Assignment: Go through the listing below and reproduce it word for word.

Data provided:
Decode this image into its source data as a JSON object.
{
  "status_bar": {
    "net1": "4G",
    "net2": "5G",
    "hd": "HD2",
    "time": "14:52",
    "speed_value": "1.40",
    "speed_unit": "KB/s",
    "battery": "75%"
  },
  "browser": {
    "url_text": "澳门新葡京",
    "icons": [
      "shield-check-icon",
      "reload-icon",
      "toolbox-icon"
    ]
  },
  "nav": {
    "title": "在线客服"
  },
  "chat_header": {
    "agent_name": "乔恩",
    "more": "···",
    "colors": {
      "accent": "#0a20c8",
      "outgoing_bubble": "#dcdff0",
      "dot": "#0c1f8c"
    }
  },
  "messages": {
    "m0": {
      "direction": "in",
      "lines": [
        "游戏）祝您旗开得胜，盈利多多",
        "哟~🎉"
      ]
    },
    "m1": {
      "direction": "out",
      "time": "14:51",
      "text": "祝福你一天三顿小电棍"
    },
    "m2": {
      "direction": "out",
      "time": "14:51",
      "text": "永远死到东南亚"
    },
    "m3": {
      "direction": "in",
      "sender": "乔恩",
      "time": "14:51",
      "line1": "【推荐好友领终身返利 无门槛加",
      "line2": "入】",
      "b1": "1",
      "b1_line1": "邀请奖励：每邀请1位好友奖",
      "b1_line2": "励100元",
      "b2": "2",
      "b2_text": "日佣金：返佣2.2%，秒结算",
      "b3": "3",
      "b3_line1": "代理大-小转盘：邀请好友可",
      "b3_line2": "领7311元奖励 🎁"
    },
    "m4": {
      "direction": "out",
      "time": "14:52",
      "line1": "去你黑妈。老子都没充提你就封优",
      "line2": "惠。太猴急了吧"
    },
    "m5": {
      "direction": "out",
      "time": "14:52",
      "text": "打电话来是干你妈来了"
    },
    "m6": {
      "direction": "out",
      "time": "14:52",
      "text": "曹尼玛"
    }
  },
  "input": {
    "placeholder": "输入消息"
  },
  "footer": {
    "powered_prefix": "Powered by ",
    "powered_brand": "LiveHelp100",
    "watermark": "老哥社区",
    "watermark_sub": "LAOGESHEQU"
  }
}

Task result:
Decode this image into its source data as a JSON object.
{
  "status_bar": {
    "net1": "4G",
    "net2": "5G",
    "hd": "HD2",
    "time": "14:52",
    "speed_value": "1.40",
    "speed_unit": "KB/s",
    "battery": "75%"
  },
  "browser": {
    "url_text": "澳门新葡京",
    "icons": [
      "shield-check-icon",
      "reload-icon",
      "toolbox-icon"
    ]
  },
  "nav": {
    "title": "在线客服"
  },
  "chat_header": {
    "agent_name": "乔恩",
    "more": "···",
    "colors": {
      "accent": "#0a20c8",
      "outgoing_bubble": "#dcdff0",
      "dot": "#0c1f8c"
    }
  },
  "messages": {
    "m0": {
      "direction": "in",
      "lines": [
        "游戏）祝您旗开得胜，盈利多多",
        "哟~🎉"
      ]
    },
    "m1": {
      "direction": "out",
      "time": "14:51",
      "text": "祝福你一天三顿小电棍"
    },
    "m2": {
      "direction": "out",
      "time": "14:51",
      "text": "永远死到东南亚"
    },
    "m3": {
      "direction": "in",
      "sender": "乔恩",
      "time": "14:51",
      "line1": "【推荐好友领终身返利 无门槛加",
      "line2": "入】",
      "b1": "1",
      "b1_line1": "邀请奖励：每邀请1位好友奖",
      "b1_line2": "励100元",
      "b2": "2",
      "b2_text": "日佣金：返佣2.2%，秒结算",
      "b3": "3",
      "b3_line1": "代理大-小转盘：邀请好友可",
      "b3_line2": "领7311元奖励 🎁"
    },
    "m4": {
      "direction": "out",
      "time": "14:52",
      "line1": "去你黑妈。老子都没充提你就封优",
      "line2": "惠。太猴急了吧"
    },
    "m5": {
      "direction": "out",
      "time": "14:52",
      "text": "打电话来是干你妈来了"
    },
    "m6": {
      "direction": "out",
      "time": "14:52",
      "text": "曹尼玛"
    }
  },
  "input": {
    "placeholder": "输入消息"
  },
  "footer": {
    "powered_prefix": "Powered by ",
    "powered_brand": "LiveHelp100",
    "watermark": "老哥社区",
    "watermark_sub": "LAOGESHEQU"
  }
}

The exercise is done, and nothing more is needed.